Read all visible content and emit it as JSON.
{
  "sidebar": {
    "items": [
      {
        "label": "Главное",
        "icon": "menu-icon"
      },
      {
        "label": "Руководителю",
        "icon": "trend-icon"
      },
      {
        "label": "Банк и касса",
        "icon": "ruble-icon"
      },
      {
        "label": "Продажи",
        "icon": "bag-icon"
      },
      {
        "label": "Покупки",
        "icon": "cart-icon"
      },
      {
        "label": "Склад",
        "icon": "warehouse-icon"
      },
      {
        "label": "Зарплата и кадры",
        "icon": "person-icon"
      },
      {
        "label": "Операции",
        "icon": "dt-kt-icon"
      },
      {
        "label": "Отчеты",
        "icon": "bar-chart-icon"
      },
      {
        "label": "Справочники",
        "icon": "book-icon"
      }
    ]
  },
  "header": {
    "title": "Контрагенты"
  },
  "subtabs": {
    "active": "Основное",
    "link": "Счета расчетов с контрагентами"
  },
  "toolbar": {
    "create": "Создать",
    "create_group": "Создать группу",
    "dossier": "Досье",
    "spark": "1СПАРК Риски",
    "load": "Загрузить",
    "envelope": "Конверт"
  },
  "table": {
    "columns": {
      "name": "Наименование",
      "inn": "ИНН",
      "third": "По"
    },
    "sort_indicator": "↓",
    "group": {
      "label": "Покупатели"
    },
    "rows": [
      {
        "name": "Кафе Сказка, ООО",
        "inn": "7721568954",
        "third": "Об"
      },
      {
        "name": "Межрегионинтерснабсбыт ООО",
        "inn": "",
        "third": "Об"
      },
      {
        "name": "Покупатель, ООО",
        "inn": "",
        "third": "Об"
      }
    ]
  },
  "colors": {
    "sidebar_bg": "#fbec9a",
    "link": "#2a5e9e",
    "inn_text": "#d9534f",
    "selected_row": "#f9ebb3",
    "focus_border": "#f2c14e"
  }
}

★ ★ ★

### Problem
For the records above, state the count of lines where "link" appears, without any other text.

### Answer to the problem
2